Sunday, January 1, 2017

Tibetan nun speaks of torture by China

Tibetan nun speaks of torture by China
Japan Today[Thursday, November 07, 2002
By Janice Tang
TOKYO - A Tibetan Buddhist nun spoke Wednesday of her four and a half years of detainment and torture by Chinese authorities that followed her participation in a peaceful pro-independence demonstration in Lhasa in 1992 at the age of 14.

"The Chinese officers beat us. Then we were made to stand at the wall with our hands up and were beaten again," 25-year-old Ngawang Wangdon told an audience at Tokyo's Foreign Correspondents Club of Japan, hoping to bring to the world's attention of what is happening in Tibet.

After she was arrested for taking part in a peaceful demonstration for human rights for Tibetan people in February 1992 with colleagues, she was detained in a solitary cell for a month. "Every five days, I was taken to questioning and was beaten," Wangdon said.

"Some Tibetan prisoners were beaten for not being able to speak Chinese," she said.

After being detained for 17 months and twice writing to Chinese authorities asking for a sentence, Wangdon finally received one to three years of imprisonment for political subversion by promoting Tibetan independence.

At Trisam prison, "every morning, the officers made us face the sun and stand for 45 minutes.
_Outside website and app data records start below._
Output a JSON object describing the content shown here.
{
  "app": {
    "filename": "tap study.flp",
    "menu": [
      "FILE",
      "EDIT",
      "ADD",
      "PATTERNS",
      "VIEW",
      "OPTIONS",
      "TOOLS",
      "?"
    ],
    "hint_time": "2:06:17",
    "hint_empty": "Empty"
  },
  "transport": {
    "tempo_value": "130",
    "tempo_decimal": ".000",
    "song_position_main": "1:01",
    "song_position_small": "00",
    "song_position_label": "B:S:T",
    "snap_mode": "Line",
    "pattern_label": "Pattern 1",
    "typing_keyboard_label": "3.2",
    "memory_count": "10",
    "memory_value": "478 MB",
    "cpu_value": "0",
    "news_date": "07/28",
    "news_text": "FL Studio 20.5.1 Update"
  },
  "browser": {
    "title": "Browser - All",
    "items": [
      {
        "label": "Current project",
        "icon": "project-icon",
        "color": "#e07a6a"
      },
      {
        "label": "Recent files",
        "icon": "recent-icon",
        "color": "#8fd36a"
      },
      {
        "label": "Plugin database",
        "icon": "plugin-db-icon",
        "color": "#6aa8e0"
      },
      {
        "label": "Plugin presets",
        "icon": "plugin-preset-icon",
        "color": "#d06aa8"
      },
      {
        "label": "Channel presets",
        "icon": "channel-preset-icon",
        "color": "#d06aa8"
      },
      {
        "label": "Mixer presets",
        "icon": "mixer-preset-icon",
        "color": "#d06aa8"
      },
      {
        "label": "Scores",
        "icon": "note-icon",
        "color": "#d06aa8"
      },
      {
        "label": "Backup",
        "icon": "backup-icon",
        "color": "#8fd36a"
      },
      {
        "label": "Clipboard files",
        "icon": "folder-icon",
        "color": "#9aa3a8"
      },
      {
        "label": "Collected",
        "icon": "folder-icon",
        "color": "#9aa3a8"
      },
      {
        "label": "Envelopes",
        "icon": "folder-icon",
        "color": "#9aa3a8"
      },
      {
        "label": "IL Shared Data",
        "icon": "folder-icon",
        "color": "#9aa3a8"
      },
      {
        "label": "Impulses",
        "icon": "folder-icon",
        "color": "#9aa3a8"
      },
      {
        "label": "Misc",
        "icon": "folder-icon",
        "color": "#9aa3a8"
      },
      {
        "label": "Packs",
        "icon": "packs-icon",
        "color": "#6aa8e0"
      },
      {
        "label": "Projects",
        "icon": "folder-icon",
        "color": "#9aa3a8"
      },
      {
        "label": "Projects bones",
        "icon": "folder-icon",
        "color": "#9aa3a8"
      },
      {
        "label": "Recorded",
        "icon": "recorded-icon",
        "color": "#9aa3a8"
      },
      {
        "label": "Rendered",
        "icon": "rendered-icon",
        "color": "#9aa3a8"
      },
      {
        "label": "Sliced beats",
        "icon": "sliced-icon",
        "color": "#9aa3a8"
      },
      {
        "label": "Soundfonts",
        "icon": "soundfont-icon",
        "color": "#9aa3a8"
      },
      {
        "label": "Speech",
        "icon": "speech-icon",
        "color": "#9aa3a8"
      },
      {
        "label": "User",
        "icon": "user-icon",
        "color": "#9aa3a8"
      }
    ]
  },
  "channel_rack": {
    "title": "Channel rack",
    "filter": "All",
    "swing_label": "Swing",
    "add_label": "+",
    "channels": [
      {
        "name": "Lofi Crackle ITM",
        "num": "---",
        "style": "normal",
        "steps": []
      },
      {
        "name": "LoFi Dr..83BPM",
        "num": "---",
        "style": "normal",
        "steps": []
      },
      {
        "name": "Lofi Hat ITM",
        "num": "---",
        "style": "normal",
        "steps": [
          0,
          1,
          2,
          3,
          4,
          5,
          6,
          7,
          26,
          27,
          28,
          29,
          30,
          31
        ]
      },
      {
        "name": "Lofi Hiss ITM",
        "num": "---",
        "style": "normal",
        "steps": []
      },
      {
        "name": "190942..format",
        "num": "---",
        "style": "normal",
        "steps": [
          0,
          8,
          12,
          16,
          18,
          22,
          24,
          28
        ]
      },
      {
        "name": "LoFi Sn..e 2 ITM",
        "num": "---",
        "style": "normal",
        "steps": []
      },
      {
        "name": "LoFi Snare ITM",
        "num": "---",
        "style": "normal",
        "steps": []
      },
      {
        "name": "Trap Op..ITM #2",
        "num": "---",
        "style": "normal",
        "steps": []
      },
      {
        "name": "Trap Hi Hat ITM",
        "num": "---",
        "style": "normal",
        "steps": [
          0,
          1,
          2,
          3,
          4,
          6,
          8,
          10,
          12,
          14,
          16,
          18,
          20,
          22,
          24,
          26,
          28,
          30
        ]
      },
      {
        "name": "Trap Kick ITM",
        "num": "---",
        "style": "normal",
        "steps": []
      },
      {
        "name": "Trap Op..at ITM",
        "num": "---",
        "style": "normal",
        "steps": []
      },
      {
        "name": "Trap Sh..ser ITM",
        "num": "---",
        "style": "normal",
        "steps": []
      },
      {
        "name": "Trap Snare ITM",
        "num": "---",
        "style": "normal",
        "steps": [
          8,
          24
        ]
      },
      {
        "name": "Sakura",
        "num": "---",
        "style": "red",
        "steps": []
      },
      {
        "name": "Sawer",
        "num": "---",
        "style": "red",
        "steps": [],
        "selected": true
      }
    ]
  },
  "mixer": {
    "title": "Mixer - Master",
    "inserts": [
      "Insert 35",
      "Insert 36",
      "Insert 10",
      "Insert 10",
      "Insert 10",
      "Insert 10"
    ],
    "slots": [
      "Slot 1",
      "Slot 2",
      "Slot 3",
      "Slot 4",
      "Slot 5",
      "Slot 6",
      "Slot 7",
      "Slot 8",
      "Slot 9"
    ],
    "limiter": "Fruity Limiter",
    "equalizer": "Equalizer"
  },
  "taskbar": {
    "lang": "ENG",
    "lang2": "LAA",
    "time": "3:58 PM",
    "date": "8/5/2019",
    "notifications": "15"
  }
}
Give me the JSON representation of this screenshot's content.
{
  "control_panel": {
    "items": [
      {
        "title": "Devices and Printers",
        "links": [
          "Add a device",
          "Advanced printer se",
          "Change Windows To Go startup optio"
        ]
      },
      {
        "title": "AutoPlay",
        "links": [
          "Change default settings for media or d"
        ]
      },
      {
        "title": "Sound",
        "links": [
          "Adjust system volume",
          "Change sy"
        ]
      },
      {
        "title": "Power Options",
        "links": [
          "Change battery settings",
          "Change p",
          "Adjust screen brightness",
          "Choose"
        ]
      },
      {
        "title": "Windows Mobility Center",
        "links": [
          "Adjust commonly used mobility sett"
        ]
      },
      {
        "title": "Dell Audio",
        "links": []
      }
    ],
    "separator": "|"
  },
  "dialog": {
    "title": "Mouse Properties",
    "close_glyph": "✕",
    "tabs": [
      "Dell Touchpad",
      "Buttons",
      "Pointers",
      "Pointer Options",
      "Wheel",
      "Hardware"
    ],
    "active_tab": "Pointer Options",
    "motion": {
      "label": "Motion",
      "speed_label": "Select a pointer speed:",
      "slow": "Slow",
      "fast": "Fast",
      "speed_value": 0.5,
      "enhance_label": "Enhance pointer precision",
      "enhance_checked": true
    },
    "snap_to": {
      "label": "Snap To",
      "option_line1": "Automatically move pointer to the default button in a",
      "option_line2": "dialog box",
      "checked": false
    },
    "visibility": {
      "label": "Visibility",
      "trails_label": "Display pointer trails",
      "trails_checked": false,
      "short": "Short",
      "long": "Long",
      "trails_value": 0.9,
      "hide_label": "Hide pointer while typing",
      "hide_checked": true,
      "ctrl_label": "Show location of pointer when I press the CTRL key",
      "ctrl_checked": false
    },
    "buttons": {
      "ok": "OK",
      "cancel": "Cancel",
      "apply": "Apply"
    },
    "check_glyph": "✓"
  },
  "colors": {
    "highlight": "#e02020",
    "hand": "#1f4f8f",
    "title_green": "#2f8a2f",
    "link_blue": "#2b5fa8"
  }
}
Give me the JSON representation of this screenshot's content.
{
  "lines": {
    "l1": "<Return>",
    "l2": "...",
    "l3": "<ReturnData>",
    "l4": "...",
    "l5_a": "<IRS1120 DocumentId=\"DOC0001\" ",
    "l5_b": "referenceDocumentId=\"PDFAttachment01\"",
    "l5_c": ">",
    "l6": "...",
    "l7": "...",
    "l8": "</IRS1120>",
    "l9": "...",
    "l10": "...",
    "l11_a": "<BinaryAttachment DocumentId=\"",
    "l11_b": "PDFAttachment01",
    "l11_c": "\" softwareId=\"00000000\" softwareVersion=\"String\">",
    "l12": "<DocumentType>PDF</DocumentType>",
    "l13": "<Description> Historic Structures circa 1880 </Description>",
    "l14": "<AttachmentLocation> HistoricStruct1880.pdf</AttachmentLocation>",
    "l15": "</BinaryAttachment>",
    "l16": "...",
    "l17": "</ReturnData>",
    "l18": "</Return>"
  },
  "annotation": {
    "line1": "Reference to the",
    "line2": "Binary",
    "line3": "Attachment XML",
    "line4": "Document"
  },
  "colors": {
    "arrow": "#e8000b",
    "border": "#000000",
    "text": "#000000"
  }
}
Anyone who moved was beaten," the nun said. "Every Saturday, we had to learn to sing songs of the Chinese Communist Party, and there was also some kind of military training."

Wangdon and her fellow nuns at the prison once sang pro-Tibetan songs as a protest over the death of a nun, who they believe had died of torture while imprisoned.

"We were beaten from 10 p.m. until 3 a.m. with our hands cuffed and tied with ropes. The officers shocked us with electric prods," she recalled. There were also other occasions when she was made to kneel on the ground, was beaten and shocked with a prod on the back of her neck and in her mouth.

Even after she completed the prison term and was released, Wangdon was not given freedom as she was not allowed to go back to her monastery and was constantly harassed by Chinese officials at her home, she said.

Wangdon says she still suffers from kidney problems caused by the torture during her years of detention and imprisonment.

"I felt there was no hope in Tibet and decided to join others to go to India," Wangdon said. "I felt if I go to India, I can work for my people, including my parents who are suffering."

"I am happy that I can talk freely now with people who are concerned about Tibet as well as those who are suffering the same kind of suppression," said Wangdon, who now lives in Dharamsala in northern India and works for a movement seeking the independence of Tibet.

"I believe basic human rights are universal. I want people to recognize and support the universal human rights, including those of Tibetans," she said.

Wangdon has been invited by Amnesty International Japan on a month-long speaking tour from Nov 3 to Dec 1 in 13 cities across Japan including Tokyo, Osaka, Hiroshima and Kagoshima, as part of the organization's global campaign against torture.

The Dalai Lama, Tibet's spiritual leader in exile, has been living in India since fleeing the Tibetan capital of Lhasa in 1959 with thousands of supporters after an abortive revolt against China, which took over Tibet in 1951. (Kyodo News)